TASK DIRECTIONS →
Please determine how many lines of the material include the word "value", and respond with nothing but that number.

DATA EXTRACTS →
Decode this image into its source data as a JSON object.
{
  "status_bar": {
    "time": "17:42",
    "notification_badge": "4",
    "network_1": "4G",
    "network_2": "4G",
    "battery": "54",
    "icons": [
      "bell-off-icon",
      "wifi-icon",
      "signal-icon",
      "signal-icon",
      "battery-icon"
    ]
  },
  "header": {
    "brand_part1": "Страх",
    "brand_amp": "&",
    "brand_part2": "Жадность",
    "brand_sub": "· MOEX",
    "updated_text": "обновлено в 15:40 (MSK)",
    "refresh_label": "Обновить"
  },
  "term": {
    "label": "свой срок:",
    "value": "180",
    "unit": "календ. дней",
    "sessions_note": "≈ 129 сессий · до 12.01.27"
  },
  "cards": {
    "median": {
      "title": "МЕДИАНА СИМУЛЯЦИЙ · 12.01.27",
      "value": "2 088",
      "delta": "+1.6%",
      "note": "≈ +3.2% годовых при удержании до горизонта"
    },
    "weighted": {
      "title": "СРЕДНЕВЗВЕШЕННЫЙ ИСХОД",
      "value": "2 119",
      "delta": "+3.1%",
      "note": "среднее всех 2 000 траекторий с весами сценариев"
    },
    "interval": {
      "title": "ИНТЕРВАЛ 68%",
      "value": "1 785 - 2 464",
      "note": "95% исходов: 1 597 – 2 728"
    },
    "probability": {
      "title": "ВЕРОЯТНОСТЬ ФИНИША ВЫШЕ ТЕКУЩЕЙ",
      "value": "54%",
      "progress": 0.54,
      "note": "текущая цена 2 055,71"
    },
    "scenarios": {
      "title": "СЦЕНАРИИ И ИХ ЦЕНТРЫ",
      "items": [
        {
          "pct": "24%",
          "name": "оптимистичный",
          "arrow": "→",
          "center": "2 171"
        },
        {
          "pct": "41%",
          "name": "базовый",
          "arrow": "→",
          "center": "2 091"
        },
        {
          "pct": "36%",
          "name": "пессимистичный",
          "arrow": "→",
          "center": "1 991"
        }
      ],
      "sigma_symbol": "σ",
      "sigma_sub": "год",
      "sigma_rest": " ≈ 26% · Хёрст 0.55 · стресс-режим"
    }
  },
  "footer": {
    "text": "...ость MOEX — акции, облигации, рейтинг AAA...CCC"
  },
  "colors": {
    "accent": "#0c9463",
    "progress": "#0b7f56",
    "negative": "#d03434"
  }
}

EXERCISE OUTPUT →
5